I haven't decided who to vote for yet.

It's the energy, stupid.


The amount of energy and resources that I used in the first two weeks is pretty staggering.  But based on the reaction I've received from the A-building and kids, it seems like the energy expended has been worth it.  The classes are all going smoothly with minimal classroom management issues and lots of critical thinking going on.  I've also got a nice idea about the overall atmosphere of each class as an independent entity.  I have good energy in most classes, a flat energy in one, and one class that could prove a little challenging as the year goes on. 

Most of the success comes down to the energy that I'm bringing to the classroom.  I've really limited the sarcasm that I bring to the environment, especially to the Juniors who have heard that I'm tough.  I've replaced it with a lot of smiles and a lot of positive reinforcement, although I'm still quick the discipline when necessary.  On Thursday I gave my first referral to a student that I caught texting in class.  The reaction that the student gave reaffirmed the referral and I think it sent the message that I mean what I say.  That referral has been the only real problem so far. 

My new attendance policy (no consequence for slight lateness, start quiz when bell rings) has worked very well.  The antagonism of 20 second tardies is not present, and the students that end up showing later are paying for it by missing assignments.  They are also usually the one's that won't take the time to do make-up work, which makes it easy to justify grades when mom and dad call and ask about their kid failing the class.  My attendance overall is pretty good, although I'm amazed that I'm already getting requests for Short Term Independent Study for kids going on vacation.  Note to those parents that actually think API and AYP mean something, neither category takes into account the fact that parents take kids out of school for weeks at a time for vacation.  And the second biggest month for parent-driven vacations is May, the month of the STAR test.

I'm also working on me.  I'm working on taking very little work home with me to keep the batteries recharged for a longer period during the year.  I had to grade some papers today and worked on a power point earlier in the week, but most of my work is being done at school, even if I have to stay late. 

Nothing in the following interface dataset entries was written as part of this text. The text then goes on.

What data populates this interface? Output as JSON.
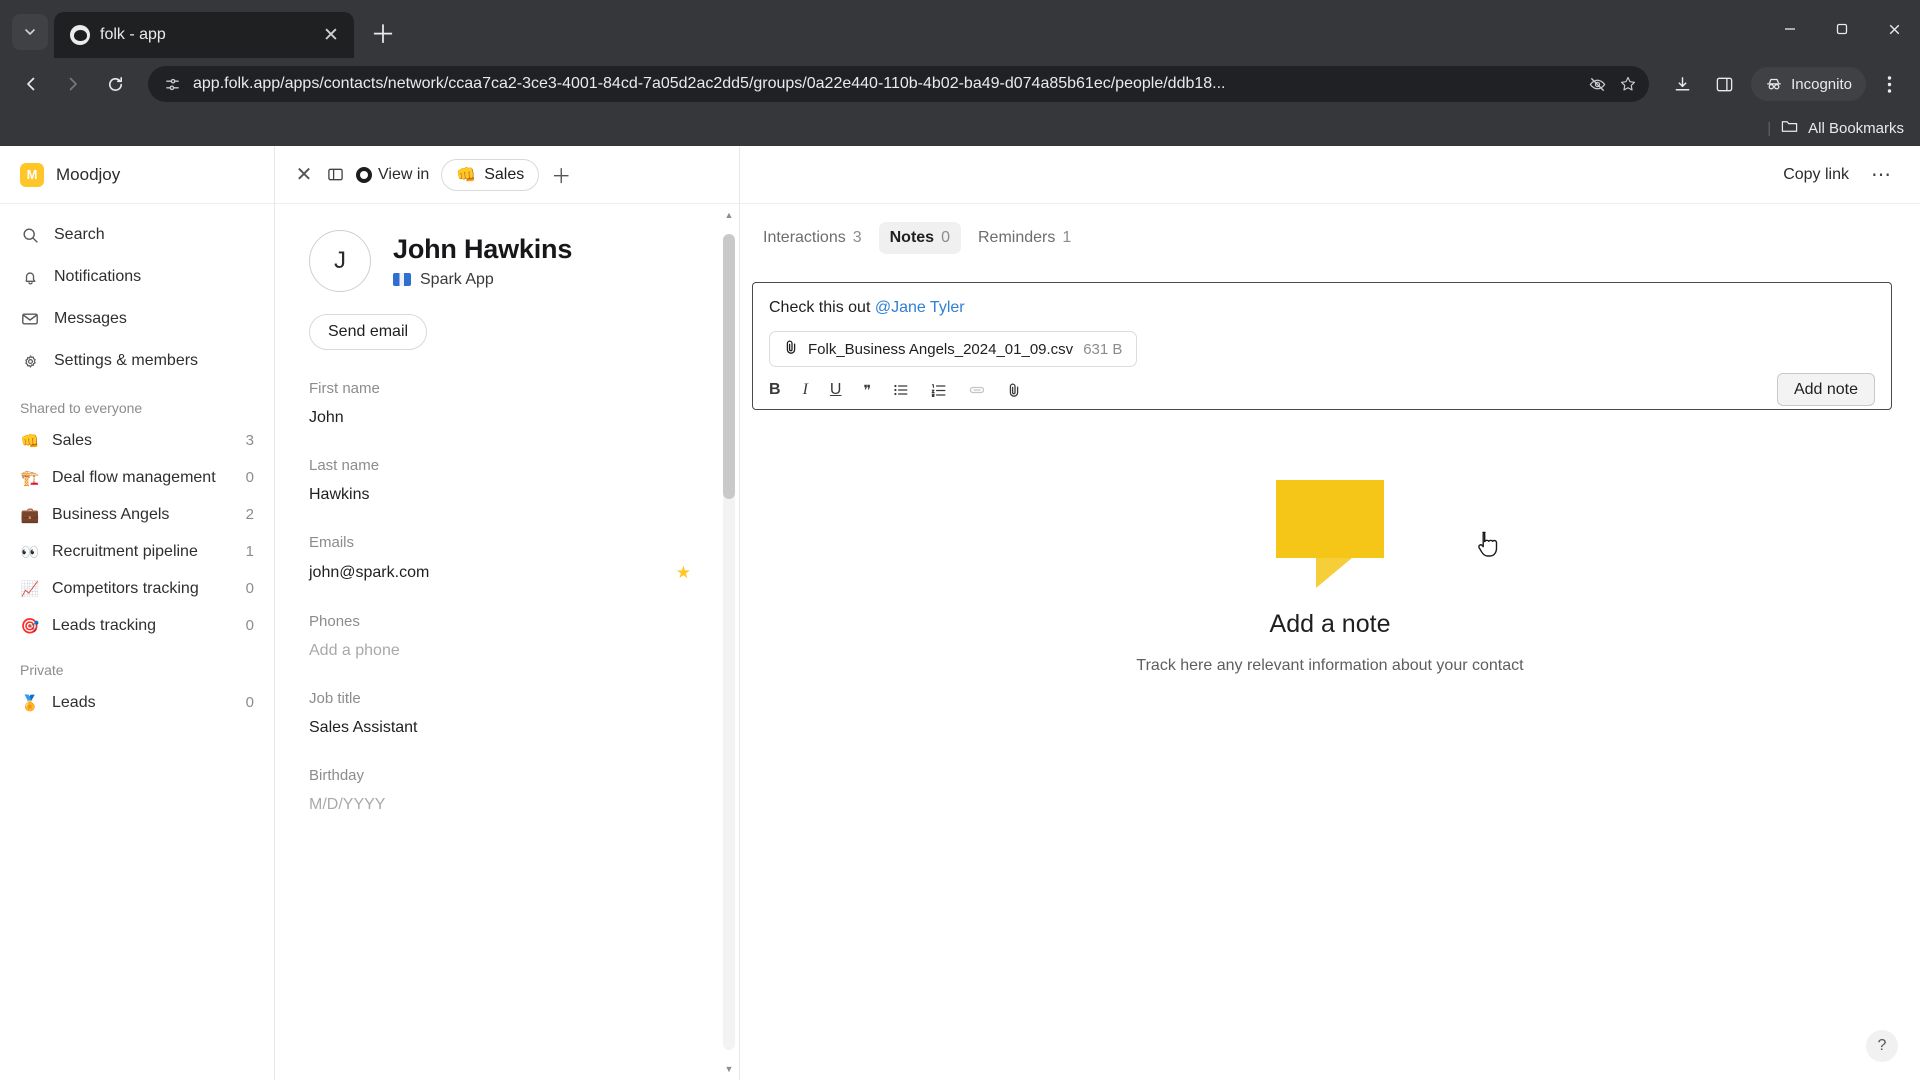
{
  "browser": {
    "tab": {
      "title": "folk - app",
      "favicon_icon": "folk-logo-icon",
      "close_icon": "close-icon"
    },
    "tab_search_icon": "chevron-down-icon",
    "new_tab_icon": "plus-icon",
    "window": {
      "minimize": "minimize-icon",
      "maximize": "maximize-icon",
      "close": "close-icon"
    },
    "nav": {
      "back_icon": "back-arrow-icon",
      "forward_icon": "forward-arrow-icon",
      "reload_icon": "reload-icon"
    },
    "omnibox": {
      "site_info_icon": "page-info-icon",
      "url": "app.folk.app/apps/contacts/network/ccaa7ca2-3ce3-4001-84cd-7a05d2ac2dd5/groups/0a22e440-110b-4b02-ba49-d074a85b61ec/people/ddb18...",
      "tracking_icon": "eye-off-icon",
      "bookmark_icon": "star-icon"
    },
    "actions": {
      "download_icon": "download-icon",
      "side_panel_icon": "side-panel-icon",
      "incognito_label": "Incognito",
      "incognito_icon": "incognito-icon",
      "menu_icon": "kebab-menu-icon"
    },
    "bookmarks_bar": {
      "folder_icon": "folder-icon",
      "label": "All Bookmarks"
    }
  },
  "sidebar": {
    "workspace": {
      "initial": "M",
      "name": "Moodjoy"
    },
    "nav": [
      {
        "label": "Search",
        "icon": "search-icon"
      },
      {
        "label": "Notifications",
        "icon": "bell-icon"
      },
      {
        "label": "Messages",
        "icon": "envelope-icon"
      },
      {
        "label": "Settings & members",
        "icon": "gear-icon"
      }
    ],
    "shared_section_label": "Shared to everyone",
    "shared_groups": [
      {
        "emoji": "👊",
        "label": "Sales",
        "count": "3"
      },
      {
        "emoji": "🏗️",
        "label": "Deal flow management",
        "count": "0"
      },
      {
        "emoji": "💼",
        "label": "Business Angels",
        "count": "2"
      },
      {
        "emoji": "👀",
        "label": "Recruitment pipeline",
        "count": "1"
      },
      {
        "emoji": "📈",
        "label": "Competitors tracking",
        "count": "0"
      },
      {
        "emoji": "🎯",
        "label": "Leads tracking",
        "count": "0"
      }
    ],
    "private_section_label": "Private",
    "private_groups": [
      {
        "emoji": "🏅",
        "label": "Leads",
        "count": "0"
      }
    ]
  },
  "contact_pane": {
    "toolbar": {
      "close_icon": "close-icon",
      "panel_icon": "split-panel-icon",
      "record_icon": "record-dot-icon",
      "view_in_label": "View in",
      "group_chip": {
        "emoji": "👊",
        "label": "Sales"
      },
      "add_icon": "plus-icon"
    },
    "avatar_initial": "J",
    "name": "John Hawkins",
    "company": "Spark App",
    "company_logo_icon": "spark-app-logo-icon",
    "send_email_label": "Send email",
    "fields": [
      {
        "label": "First name",
        "value": "John",
        "placeholder": false
      },
      {
        "label": "Last name",
        "value": "Hawkins",
        "placeholder": false
      },
      {
        "label": "Emails",
        "value": "john@spark.com",
        "placeholder": false,
        "starred": true
      },
      {
        "label": "Phones",
        "value": "Add a phone",
        "placeholder": true
      },
      {
        "label": "Job title",
        "value": "Sales Assistant",
        "placeholder": false
      },
      {
        "label": "Birthday",
        "value": "M/D/YYYY",
        "placeholder": true
      }
    ]
  },
  "right_pane": {
    "copy_link_label": "Copy link",
    "more_icon": "ellipsis-icon",
    "tabs": [
      {
        "label": "Interactions",
        "count": "3",
        "active": false
      },
      {
        "label": "Notes",
        "count": "0",
        "active": true
      },
      {
        "label": "Reminders",
        "count": "1",
        "active": false
      }
    ],
    "composer": {
      "text_prefix": "Check this out ",
      "mention": "@Jane Tyler",
      "attachment": {
        "icon": "paperclip-icon",
        "filename": "Folk_Business Angels_2024_01_09.csv",
        "size": "631 B"
      },
      "toolbar": [
        {
          "name": "bold",
          "glyph": "B",
          "disabled": false
        },
        {
          "name": "italic",
          "glyph": "I",
          "disabled": false
        },
        {
          "name": "underline",
          "glyph": "U",
          "disabled": false
        },
        {
          "name": "quote",
          "glyph": "❞",
          "disabled": false
        },
        {
          "name": "bullet-list",
          "glyph": "☰",
          "disabled": false
        },
        {
          "name": "numbered-list",
          "glyph": "☷",
          "disabled": false
        },
        {
          "name": "link",
          "glyph": "🔗",
          "disabled": true
        },
        {
          "name": "attachment",
          "glyph": "📎",
          "disabled": false
        }
      ],
      "submit_label": "Add note"
    },
    "empty_state": {
      "illustration_icon": "speech-bubble-illustration",
      "illustration_color": "#F5C518",
      "title": "Add a note",
      "subtitle": "Track here any relevant information about your contact"
    },
    "help_label": "?"
  }
}
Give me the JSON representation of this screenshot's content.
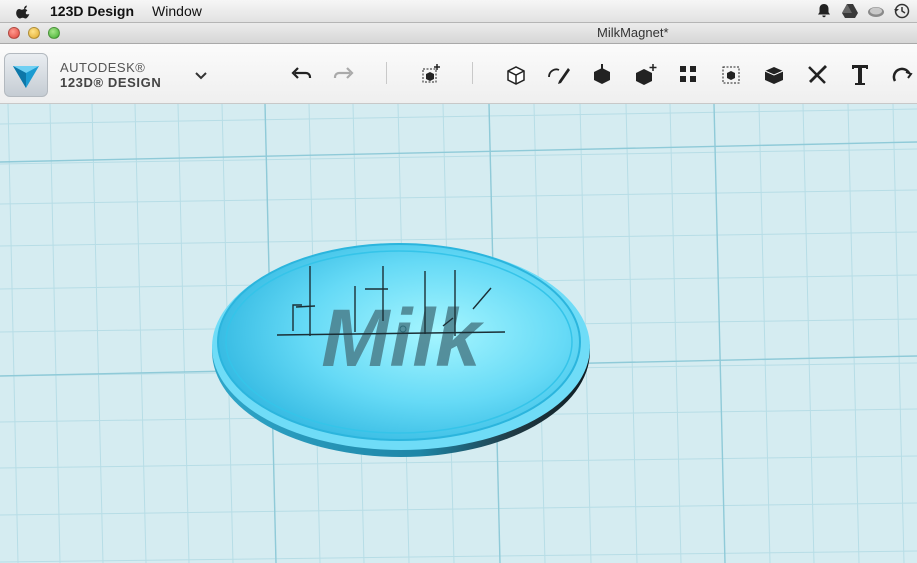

So I would give high marks for the start of the year, and the question is about the energy, whether or not I can keep it up.